Exceptional and Extremely Unusual Hardship Waiver for a Dangerous and Violent Criminal Inadmissibility

If you have been convicted for a dangerous and violent crime, then you’ll need a waiver to gain admission to the United States. It is worth exploring this option.

Inadmissibility Based on a Criminal Act that is Dangerous and Violent

The first step in this process is to determine if the type of crime committed will be categorized as dangerous and violent. Crimes such as intentional bodily harm, rape, assault with a deadly weapon and misdemeanor wounding are considered dangerous and violent. You’ll likely need a waiver based on the exceptional and extremely unusual hardship that one or more of your U.S. or Legal Permanent Resident (LPR) spouse, parent or child will face if you are denied admission to the U.S. An attorney can review the facts of the specific conviction to confirm whether it is a dangerous and violent crime.

The exceptional and extremely unusual hardship must not be your hardship. It must be the hardship of any or all of your qualifying relatives. Exceptional hardships have not been defined by statute, nor has it been uniformly applied to all cases consistently. However, you must show that the exceptional and extremely unusual hardship exceeds extreme hardship. You can meet the heightened standard by showing hardships related to financial, medical, cultural circumstances (if relative is forced to move) and the threat of violence in the foreign country. It is helpful to include any extraordinary circumstances such as armed conflict in the country or persecution of you and your qualifying relatives.

Discretion

keep in mind that exceptional and extremely unusual hardship is one requirement of the waiver. The officer must also weigh the favorable and unfavorable factors to exercise their discretion while making a decision. Favorable factors include community service, rehabilitation, advanced education and consistent employment. Unfavorable factors include additional criminal or immigration violations, child support problems, financial and tax issues that reflect the applicant’s lack of responsibility as a good citizen.

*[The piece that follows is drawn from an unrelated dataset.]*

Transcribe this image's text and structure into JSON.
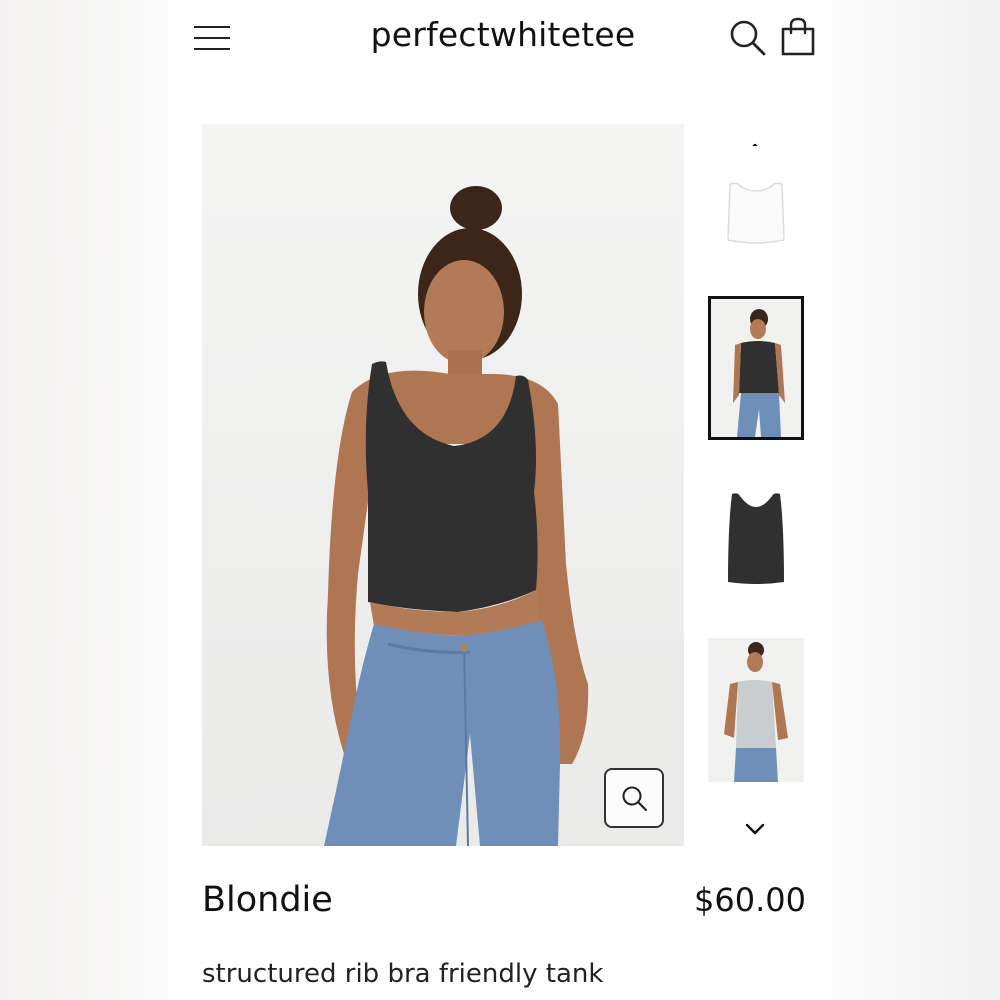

It is important to consult an immigration attorney to prepare the waiver. At ST Law, I use my advanced knowledge of the legal requirements as well as my experience with previous waiver filings to prepare a good waiver application to increase the chance of success in each case.